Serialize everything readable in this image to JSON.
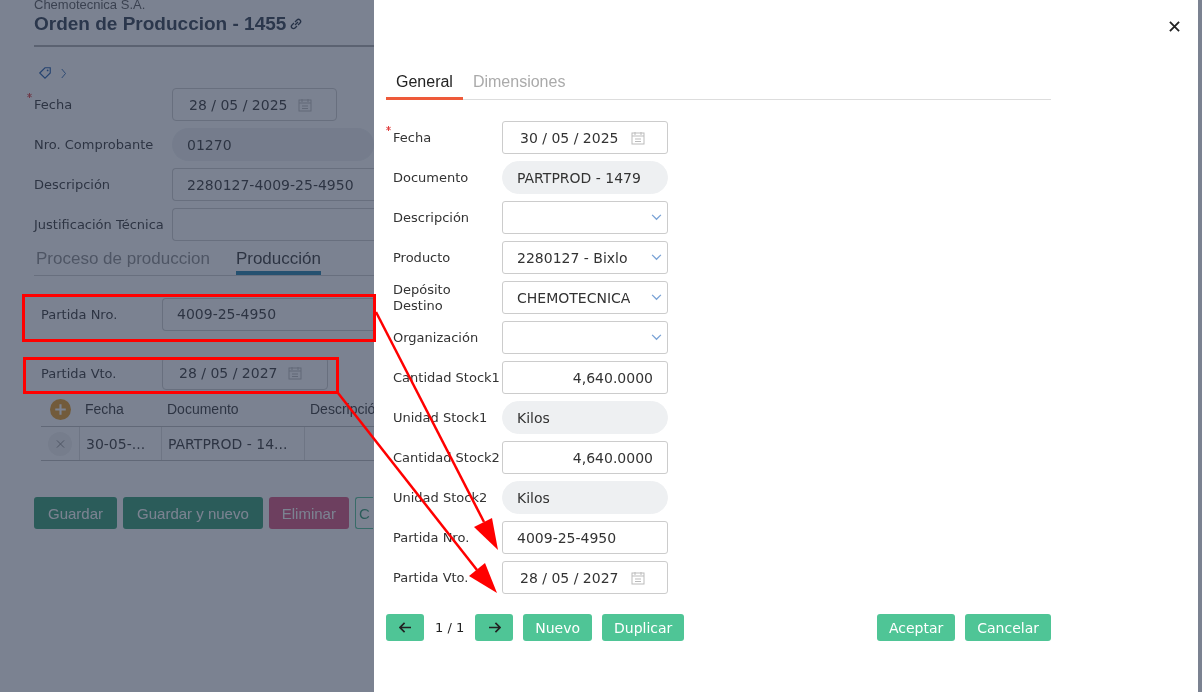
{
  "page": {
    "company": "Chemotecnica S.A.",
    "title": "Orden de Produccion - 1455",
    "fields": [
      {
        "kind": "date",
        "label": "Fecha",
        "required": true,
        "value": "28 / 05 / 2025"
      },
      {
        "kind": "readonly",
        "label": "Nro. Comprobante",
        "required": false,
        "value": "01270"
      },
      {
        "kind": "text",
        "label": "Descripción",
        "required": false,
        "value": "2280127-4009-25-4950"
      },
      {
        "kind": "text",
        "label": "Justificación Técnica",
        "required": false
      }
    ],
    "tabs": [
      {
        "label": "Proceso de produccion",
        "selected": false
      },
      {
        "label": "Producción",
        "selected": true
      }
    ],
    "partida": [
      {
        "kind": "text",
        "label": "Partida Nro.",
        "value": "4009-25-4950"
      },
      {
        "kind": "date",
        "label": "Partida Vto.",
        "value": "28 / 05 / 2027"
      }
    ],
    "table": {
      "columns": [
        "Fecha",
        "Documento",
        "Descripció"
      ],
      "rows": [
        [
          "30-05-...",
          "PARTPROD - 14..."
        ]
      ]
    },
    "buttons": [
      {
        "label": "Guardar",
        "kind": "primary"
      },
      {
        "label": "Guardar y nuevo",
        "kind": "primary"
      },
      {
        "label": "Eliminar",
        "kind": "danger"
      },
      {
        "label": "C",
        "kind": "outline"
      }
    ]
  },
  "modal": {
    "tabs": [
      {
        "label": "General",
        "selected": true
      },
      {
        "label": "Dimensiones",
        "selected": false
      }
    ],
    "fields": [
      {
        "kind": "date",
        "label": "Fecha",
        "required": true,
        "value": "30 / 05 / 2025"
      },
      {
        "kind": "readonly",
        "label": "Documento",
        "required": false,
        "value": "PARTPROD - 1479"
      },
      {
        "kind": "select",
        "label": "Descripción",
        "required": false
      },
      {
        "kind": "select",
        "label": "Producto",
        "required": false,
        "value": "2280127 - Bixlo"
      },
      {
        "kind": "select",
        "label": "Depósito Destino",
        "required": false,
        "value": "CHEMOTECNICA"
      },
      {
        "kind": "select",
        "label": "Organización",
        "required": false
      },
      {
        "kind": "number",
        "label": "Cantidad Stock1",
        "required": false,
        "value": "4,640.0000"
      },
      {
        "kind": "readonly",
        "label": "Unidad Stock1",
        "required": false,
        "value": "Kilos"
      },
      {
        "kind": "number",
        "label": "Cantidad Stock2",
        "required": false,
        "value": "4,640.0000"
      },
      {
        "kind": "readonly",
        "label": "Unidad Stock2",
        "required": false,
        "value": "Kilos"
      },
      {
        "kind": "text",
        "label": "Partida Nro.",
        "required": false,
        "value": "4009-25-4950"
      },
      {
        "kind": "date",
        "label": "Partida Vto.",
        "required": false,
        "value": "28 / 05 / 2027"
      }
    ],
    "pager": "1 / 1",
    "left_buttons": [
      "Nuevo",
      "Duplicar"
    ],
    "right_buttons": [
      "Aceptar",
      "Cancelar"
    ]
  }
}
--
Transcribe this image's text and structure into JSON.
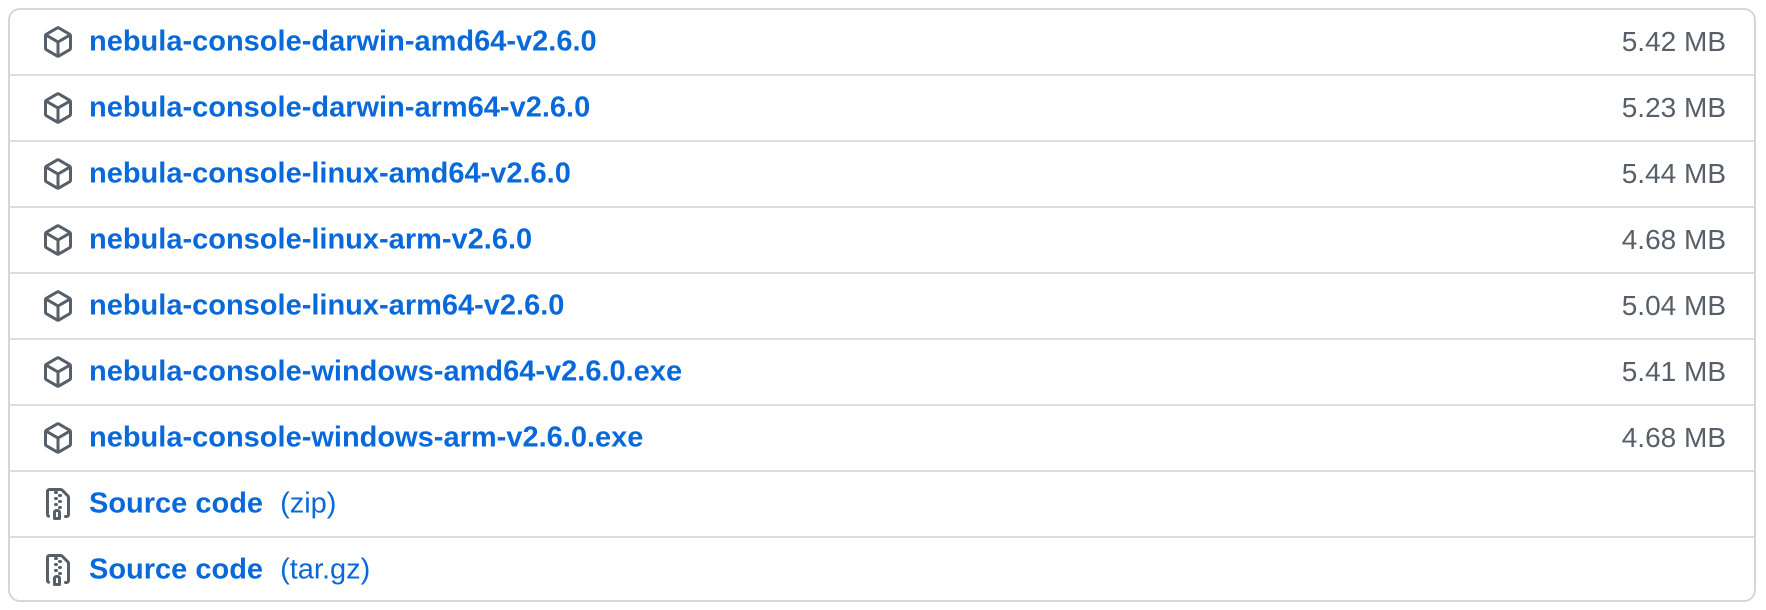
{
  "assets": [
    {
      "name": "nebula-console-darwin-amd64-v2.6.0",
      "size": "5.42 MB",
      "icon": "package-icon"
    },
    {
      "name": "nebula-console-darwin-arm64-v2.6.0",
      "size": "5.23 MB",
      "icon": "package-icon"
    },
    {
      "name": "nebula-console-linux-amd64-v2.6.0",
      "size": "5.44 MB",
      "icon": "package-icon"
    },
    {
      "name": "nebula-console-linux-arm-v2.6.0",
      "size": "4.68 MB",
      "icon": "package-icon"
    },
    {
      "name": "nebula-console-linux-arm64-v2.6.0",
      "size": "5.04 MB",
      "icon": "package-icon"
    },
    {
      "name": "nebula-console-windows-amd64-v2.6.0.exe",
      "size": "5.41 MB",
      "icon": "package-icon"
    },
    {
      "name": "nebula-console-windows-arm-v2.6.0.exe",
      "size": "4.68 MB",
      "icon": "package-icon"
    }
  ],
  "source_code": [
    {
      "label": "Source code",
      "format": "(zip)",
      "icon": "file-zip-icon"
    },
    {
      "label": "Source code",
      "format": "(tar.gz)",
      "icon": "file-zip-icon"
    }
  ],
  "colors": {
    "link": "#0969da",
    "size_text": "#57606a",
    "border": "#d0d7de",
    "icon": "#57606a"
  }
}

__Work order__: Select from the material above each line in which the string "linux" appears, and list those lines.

__Final answer__:
      "name": "nebula-console-linux-amd64-v2.6.0",
      "name": "nebula-console-linux-arm-v2.6.0",
      "name": "nebula-console-linux-arm64-v2.6.0",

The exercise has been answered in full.